That was the most fun of the whole day. It was a feat to get on the motorcycle, but once on, I barely held on. It felt like just letting everything fall away from me. Once there, I walked along the beautiful blue and hardly anyone was there, a rare opportunity on Holi. I sat straight and still near the river’s edge, my feet on the first step in the water, at one with the world. Then people arrived and splashed the step-sitters so vigorously that I didn’t even have to slide down the last slimy stair to immerse myself in Ma Ganga. She came to me.
I was given a ride back by motorcycle by another wonderful friend. I got to catch up with the extraordinary turn of events in his life, the kind of holiday sharing that reminds me of playing with my favorite cousin on Passover. When I got home I washed myself and my clothes for 2 ½ hours. Pink hair and green fingernails, it was almost time for the very best part of every day, sitting upstairs in silent meditation for an hour with the formless form of Swami Veda Bharati. Later I heard myself say to a friend who, somewhat depressed, had not come to meditation, the guru has no body. The world is in pain. We are all his hands and feet. He needs you.

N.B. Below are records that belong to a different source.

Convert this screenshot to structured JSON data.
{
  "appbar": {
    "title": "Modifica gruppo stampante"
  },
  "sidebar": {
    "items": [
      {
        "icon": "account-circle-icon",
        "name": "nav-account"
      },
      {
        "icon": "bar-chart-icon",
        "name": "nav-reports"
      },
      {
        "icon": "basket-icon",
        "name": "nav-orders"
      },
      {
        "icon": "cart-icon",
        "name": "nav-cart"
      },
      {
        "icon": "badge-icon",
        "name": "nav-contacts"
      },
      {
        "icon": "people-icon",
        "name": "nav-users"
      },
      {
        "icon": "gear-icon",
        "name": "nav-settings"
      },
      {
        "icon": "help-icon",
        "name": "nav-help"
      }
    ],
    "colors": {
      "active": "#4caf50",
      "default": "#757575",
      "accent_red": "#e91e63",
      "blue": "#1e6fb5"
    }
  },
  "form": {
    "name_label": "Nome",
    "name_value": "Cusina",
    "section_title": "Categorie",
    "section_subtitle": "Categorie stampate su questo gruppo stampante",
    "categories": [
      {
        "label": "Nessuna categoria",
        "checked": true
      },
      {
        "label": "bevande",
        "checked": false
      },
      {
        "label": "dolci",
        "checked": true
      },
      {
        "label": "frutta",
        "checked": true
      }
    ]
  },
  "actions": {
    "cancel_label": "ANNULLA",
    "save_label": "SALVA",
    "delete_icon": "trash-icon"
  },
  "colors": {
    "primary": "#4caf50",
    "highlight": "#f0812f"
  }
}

Isn’t this true in any tradition, guru or no guru, belief in God or not? Every action or refusal to act affects the whole.
In India, it is common to reflect on non-ownership and non-doership after any act with the following prayer:
Om tat sat brahma panam astu.
May all this be an offering to Brahman .3
1 It begins at nightfall of the first full moon after the spring equinox and ends at sunset of the 8th day except in Israel where it ends one day earlier. This year, 2011, it begins on April 18th and ends on April 26th (April 25th in Israel).
2 The 10 Plagues of Egypt: The Nile River turned to blood, Egypt was covered with frogs, gnats, flies, cattle plague, boils, hail, locusts that devoured all the crops, total darkness for 3 days over Egypt except over its Jews, the death of all first-born Children except that the angel of death passed over the houses of all Jews, sparing their children.
3God, the One God that is All, the Absolute Reality, the Expansive One, at once vast and infinitesimally small